[WORK TO BE COMPLETED] All of the entries must be output exactly as they are.

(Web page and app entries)
[Start of section]

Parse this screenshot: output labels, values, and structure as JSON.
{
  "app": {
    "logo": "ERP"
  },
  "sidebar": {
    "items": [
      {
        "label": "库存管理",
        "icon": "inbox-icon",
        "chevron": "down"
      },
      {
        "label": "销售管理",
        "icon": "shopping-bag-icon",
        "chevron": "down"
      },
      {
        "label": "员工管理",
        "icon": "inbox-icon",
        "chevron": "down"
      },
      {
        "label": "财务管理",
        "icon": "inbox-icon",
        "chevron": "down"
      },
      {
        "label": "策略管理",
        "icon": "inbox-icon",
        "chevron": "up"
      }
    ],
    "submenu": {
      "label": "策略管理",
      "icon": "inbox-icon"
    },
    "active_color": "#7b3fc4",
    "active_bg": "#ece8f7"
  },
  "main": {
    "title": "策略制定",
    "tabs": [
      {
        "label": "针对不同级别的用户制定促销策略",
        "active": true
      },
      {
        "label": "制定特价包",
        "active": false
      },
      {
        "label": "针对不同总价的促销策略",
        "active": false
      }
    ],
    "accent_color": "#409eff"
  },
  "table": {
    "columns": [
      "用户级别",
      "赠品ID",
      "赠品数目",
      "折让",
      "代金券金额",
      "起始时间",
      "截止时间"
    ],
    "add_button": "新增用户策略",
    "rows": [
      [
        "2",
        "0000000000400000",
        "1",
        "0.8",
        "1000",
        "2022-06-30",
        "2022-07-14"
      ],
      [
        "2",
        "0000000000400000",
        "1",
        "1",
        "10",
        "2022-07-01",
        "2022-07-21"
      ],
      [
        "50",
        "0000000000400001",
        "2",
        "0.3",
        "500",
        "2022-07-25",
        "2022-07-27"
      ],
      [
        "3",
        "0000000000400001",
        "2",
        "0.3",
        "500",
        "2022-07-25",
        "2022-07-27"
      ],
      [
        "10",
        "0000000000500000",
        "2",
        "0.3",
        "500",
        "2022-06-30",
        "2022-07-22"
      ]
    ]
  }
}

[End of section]

[ANSWER SPACE]
Parse this screenshot: output labels, values, and structure as JSON.
{
  "app": {
    "logo": "ERP"
  },
  "sidebar": {
    "items": [
      {
        "label": "库存管理",
        "icon": "inbox-icon",
        "chevron": "down"
      },
      {
        "label": "销售管理",
        "icon": "shopping-bag-icon",
        "chevron": "down"
      },
      {
        "label": "员工管理",
        "icon": "inbox-icon",
        "chevron": "down"
      },
      {
        "label": "财务管理",
        "icon": "inbox-icon",
        "chevron": "down"
      },
      {
        "label": "策略管理",
        "icon": "inbox-icon",
        "chevron": "up"
      }
    ],
    "submenu": {
      "label": "策略管理",
      "icon": "inbox-icon"
    },
    "active_color": "#7b3fc4",
    "active_bg": "#ece8f7"
  },
  "main": {
    "title": "策略制定",
    "tabs": [
      {
        "label": "针对不同级别的用户制定促销策略",
        "active": true
      },
      {
        "label": "制定特价包",
        "active": false
      },
      {
        "label": "针对不同总价的促销策略",
        "active": false
      }
    ],
    "accent_color": "#409eff"
  },
  "table": {
    "columns": [
      "用户级别",
      "赠品ID",
      "赠品数目",
      "折让",
      "代金券金额",
      "起始时间",
      "截止时间"
    ],
    "add_button": "新增用户策略",
    "rows": [
      [
        "2",
        "0000000000400000",
        "1",
        "0.8",
        "1000",
        "2022-06-30",
        "2022-07-14"
      ],
      [
        "2",
        "0000000000400000",
        "1",
        "1",
        "10",
        "2022-07-01",
        "2022-07-21"
      ],
      [
        "50",
        "0000000000400001",
        "2",
        "0.3",
        "500",
        "2022-07-25",
        "2022-07-27"
      ],
      [
        "3",
        "0000000000400001",
        "2",
        "0.3",
        "500",
        "2022-07-25",
        "2022-07-27"
      ],
      [
        "10",
        "0000000000500000",
        "2",
        "0.3",
        "500",
        "2022-06-30",
        "2022-07-22"
      ]
    ]
  }
}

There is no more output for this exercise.